Today, on my drive to work, I was listening an episode of ‘The good, the bad and the buggy’ podcast – specifically the episode titled ‘Food for Thought’. This episode focused on the way technology has influenced the way we order food.

It has occurred to me that where I choose to buy pizza is more down to the quality of the online website than the quality of the pizza itself.

A lot of people will have heard of the well-known pizza restaurant Dominos. The pizza they sell there is pretty good, but I’ve always disliked their range of side orders. I’ve found them overpriced and lacking in choice. Dominos is also generally more expensive than other local pizza restaurants.

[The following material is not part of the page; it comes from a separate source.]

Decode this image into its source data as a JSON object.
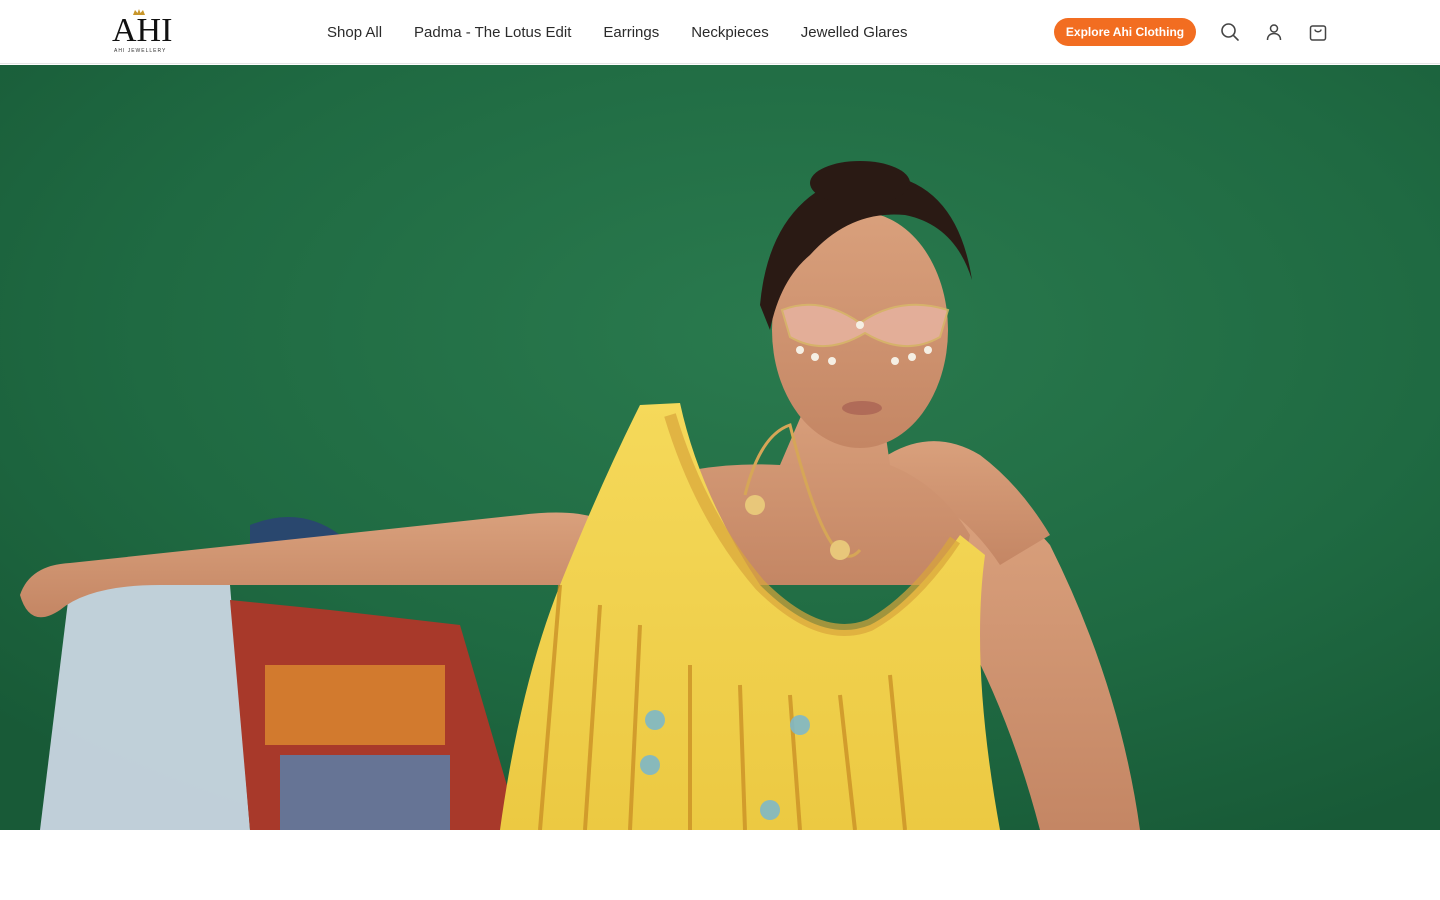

There was this local pizza restaurant in the town I went to university. The pizza was delicious, and the prices a lot more reasonable compared to Dominos. However, when a Dominos opened up in the town, I started getting my pizza from there instead. Not because of the quality of the pizza, which I’ve already stated was inferior to the other local pizza restaurant. Dominos had a really good online ordering system. It was so easy to use, even if you had a complicated order that required like extra pizza toppings. A pizza of my choice could be ordered in minutes. It even had a tracker saying how long it would be before my pizza arrived.

This improved the user experience so much that I preferred to order my pizza from Dominos. The introduction of a good online ordering system has helped improve their customer base, and their profits. It shows how much value can be gained from investing in technology as well as pizza.

Companies are now relying a great deal on developing technology to boost sales. Technology can be used to improve the product or service they well. However, there does seem to be more focus on user experience. Happy customers are more likely to return and spend more money.

Image taken from http://www.publicdomainpictures.net